▸ **About this exercise**
Identify and pull out each line of the entries in which "count" occurs.

▸ **Supplied material**
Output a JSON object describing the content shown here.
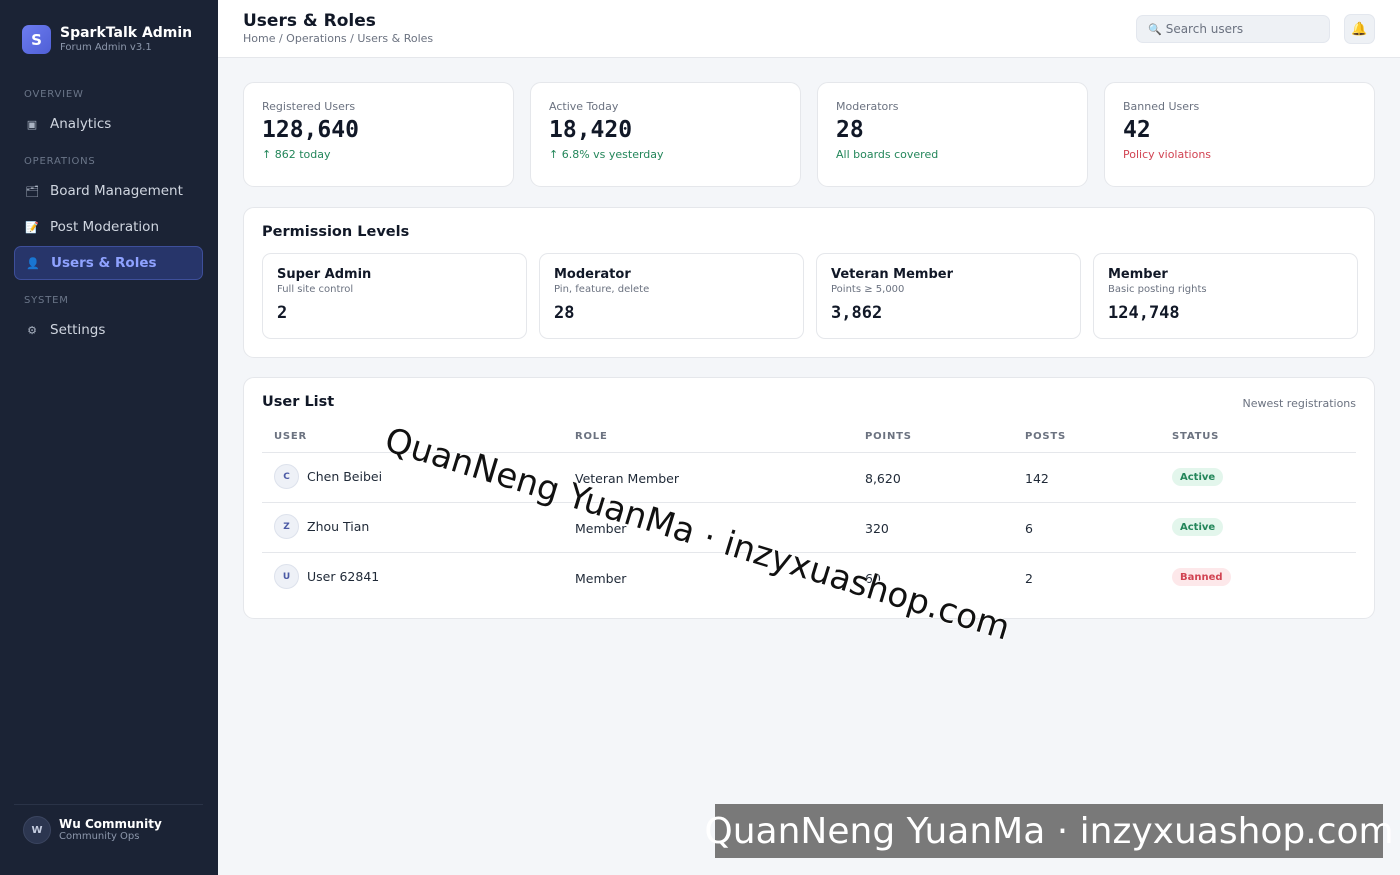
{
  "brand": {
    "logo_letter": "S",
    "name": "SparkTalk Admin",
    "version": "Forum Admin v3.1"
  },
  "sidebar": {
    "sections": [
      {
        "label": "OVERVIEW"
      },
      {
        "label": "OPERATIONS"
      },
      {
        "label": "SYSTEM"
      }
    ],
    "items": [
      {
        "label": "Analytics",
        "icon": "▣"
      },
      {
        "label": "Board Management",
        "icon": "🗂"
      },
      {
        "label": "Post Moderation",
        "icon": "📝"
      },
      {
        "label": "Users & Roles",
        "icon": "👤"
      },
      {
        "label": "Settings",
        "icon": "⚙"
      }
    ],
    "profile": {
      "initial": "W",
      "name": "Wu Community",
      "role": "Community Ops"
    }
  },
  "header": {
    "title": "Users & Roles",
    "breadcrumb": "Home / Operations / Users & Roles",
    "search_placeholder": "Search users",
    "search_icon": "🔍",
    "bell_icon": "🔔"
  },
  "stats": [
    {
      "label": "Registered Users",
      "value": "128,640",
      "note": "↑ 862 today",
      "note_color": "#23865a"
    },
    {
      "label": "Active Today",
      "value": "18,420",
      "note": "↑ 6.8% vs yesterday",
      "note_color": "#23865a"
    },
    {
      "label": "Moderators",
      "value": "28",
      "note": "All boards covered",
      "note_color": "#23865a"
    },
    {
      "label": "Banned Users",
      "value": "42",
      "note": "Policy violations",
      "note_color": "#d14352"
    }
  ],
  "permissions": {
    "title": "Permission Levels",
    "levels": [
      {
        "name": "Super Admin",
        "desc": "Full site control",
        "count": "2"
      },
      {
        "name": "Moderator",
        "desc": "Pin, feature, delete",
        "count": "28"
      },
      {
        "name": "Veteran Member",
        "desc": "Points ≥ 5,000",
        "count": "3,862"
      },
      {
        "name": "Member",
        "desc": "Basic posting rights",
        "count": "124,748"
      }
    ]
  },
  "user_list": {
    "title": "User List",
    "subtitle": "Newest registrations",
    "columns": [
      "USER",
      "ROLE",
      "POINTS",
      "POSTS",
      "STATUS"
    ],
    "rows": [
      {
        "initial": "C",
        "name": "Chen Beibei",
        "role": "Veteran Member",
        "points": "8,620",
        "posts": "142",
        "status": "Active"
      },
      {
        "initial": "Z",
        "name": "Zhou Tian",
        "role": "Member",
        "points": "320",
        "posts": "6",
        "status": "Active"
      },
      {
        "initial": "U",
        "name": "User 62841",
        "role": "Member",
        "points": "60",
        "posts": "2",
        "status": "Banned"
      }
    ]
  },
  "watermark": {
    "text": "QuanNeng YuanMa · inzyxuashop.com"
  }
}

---

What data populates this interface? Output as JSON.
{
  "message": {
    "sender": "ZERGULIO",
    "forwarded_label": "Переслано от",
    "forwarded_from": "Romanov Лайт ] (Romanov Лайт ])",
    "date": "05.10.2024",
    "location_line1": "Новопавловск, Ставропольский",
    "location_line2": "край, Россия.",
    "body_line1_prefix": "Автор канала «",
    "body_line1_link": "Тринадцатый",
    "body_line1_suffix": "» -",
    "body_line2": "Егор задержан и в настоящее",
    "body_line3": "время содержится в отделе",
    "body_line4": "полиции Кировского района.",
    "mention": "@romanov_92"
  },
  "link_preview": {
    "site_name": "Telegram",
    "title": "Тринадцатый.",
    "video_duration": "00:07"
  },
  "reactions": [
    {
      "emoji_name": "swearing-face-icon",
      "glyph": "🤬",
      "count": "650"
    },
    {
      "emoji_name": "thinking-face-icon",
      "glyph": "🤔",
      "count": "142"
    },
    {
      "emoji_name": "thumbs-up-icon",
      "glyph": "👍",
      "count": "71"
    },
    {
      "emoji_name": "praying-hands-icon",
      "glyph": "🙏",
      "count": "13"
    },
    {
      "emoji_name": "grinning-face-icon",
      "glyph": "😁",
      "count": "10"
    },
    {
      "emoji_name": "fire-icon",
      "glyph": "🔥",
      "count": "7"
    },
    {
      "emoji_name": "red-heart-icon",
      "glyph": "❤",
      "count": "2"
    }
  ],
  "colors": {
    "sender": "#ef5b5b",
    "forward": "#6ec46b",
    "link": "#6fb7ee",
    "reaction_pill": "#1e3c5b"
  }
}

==

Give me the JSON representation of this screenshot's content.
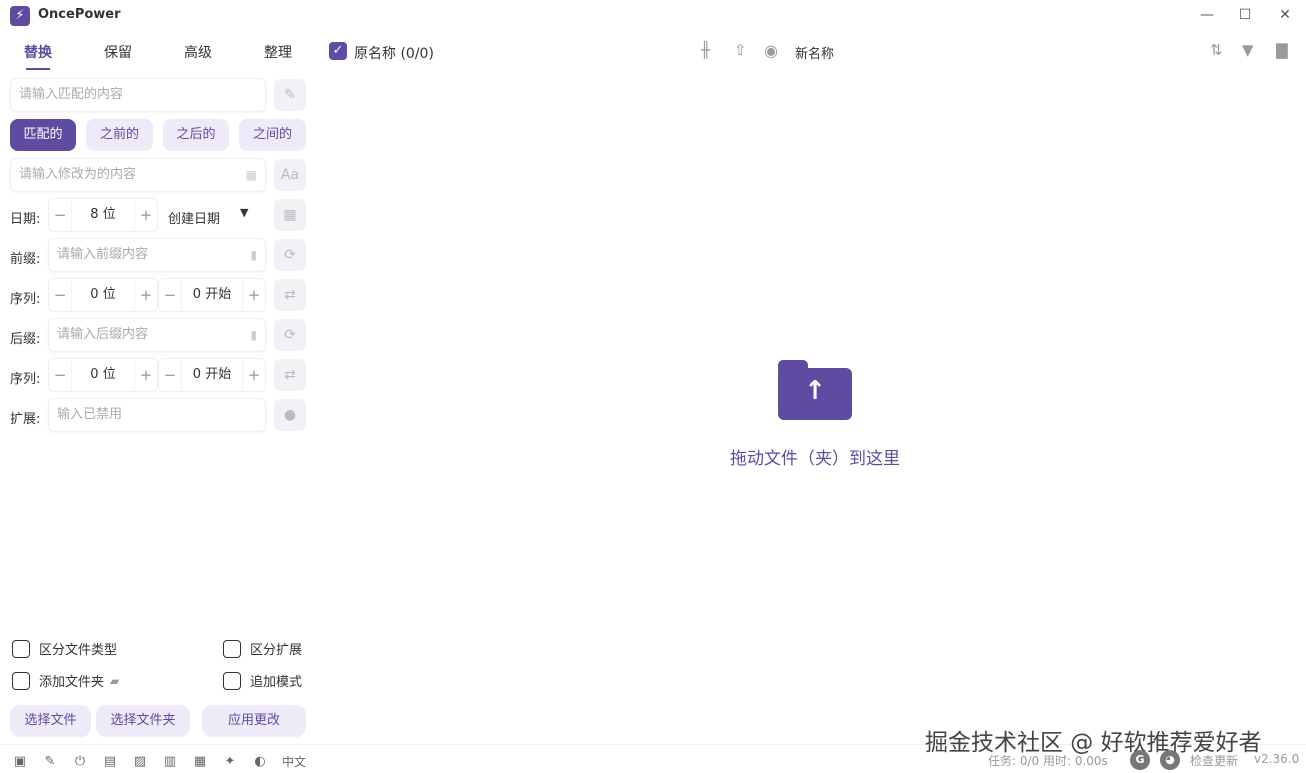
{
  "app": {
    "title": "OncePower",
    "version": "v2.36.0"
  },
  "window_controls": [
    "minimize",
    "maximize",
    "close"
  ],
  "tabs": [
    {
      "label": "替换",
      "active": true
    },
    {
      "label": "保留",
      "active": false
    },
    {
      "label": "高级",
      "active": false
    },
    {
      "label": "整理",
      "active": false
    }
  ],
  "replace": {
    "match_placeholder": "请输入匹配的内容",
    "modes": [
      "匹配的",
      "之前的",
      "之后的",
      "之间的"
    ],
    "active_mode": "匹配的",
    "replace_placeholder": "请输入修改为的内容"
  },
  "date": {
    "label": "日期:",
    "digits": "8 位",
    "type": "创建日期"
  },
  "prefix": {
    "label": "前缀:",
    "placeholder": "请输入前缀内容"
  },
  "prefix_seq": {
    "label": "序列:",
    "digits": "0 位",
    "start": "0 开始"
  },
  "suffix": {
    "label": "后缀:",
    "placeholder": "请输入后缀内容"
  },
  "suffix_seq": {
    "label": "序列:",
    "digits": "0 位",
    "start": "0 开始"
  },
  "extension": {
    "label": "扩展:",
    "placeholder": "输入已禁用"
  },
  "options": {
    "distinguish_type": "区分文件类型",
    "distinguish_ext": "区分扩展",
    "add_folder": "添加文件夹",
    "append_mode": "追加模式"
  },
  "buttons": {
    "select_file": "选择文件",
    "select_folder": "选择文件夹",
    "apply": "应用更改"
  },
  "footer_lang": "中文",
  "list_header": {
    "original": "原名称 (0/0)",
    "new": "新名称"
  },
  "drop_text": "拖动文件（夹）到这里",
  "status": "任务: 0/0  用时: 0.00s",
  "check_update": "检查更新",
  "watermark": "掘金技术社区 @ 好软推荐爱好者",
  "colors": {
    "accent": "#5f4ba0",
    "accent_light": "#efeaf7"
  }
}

▸ **Finished exercise**
        "count": "2"
        "count": "28"
        "count": "3,862"
        "count": "124,748"
      "count": "650"
      "count": "142"
      "count": "71"
      "count": "13"
      "count": "10"
      "count": "7"
      "count": "2"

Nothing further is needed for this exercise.